• **What this task involves**
The answer must consist of every line from the data that holds the string "thumbs".

• **Entries provided**
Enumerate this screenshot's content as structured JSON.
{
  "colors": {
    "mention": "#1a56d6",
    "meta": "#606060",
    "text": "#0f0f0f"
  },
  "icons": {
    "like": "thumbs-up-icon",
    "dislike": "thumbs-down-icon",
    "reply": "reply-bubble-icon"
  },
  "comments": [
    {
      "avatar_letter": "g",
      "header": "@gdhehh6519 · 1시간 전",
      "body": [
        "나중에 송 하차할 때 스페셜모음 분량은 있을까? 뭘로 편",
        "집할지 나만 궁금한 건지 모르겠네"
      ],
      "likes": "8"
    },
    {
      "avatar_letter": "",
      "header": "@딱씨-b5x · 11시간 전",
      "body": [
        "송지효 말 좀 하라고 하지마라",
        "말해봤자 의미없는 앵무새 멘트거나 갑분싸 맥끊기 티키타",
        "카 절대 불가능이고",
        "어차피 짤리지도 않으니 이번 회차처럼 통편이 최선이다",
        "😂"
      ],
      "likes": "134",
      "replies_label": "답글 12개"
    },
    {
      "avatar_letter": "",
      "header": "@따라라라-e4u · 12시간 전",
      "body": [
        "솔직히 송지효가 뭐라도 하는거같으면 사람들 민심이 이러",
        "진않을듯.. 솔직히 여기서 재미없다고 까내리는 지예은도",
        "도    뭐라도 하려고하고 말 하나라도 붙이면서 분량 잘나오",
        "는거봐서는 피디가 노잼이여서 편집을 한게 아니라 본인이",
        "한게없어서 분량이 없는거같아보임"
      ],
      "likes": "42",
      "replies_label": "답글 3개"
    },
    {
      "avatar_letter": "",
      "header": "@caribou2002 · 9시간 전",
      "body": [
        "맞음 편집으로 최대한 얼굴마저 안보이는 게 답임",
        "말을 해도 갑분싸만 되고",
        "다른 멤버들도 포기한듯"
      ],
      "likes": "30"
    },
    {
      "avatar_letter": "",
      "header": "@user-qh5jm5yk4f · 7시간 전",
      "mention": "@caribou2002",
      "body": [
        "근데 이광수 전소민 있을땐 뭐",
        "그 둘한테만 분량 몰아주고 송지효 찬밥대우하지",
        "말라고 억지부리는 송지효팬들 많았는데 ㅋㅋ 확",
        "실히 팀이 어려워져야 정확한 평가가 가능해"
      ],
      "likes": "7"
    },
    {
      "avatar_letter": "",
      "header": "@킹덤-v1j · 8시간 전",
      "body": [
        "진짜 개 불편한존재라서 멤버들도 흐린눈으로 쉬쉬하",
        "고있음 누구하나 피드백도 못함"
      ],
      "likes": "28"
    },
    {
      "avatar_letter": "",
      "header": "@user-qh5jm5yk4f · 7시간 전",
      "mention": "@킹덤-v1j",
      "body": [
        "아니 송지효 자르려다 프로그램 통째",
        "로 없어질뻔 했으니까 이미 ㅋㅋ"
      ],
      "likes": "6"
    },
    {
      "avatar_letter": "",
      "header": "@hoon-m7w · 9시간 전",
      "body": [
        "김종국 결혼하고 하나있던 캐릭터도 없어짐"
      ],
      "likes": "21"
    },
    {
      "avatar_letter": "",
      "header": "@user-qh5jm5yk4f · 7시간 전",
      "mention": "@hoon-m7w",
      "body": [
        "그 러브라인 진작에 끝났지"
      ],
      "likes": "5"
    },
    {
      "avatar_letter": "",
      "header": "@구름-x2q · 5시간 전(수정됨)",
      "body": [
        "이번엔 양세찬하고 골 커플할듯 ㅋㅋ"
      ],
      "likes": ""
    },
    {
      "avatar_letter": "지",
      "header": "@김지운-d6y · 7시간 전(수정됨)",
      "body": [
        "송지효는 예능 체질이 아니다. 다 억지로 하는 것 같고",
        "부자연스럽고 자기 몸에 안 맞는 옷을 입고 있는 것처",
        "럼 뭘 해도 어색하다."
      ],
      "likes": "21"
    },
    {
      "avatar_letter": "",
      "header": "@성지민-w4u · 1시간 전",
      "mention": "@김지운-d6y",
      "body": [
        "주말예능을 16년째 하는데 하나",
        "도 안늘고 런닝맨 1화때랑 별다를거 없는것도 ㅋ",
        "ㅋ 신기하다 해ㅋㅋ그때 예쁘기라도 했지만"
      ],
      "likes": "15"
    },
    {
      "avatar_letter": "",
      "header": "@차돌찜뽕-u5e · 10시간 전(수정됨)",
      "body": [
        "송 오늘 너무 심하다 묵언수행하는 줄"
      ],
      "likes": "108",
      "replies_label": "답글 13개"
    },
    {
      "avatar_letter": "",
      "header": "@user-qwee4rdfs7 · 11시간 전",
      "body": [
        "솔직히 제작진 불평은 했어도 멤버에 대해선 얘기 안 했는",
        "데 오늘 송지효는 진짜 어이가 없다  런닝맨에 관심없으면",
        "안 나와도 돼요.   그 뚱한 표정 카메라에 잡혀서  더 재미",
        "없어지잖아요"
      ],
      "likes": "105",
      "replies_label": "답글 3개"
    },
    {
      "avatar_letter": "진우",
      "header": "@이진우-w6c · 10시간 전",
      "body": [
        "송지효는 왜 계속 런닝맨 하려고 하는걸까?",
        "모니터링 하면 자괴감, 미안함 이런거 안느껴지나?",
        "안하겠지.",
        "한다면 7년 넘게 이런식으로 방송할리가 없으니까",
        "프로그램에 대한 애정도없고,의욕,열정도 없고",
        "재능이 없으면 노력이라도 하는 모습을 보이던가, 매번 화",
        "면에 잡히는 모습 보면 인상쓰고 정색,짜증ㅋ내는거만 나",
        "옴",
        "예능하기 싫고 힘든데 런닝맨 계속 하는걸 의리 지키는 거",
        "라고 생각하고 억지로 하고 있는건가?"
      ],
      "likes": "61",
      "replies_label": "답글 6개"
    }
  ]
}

• **Solution**
    "like": "thumbs-up-icon",
    "dislike": "thumbs-down-icon",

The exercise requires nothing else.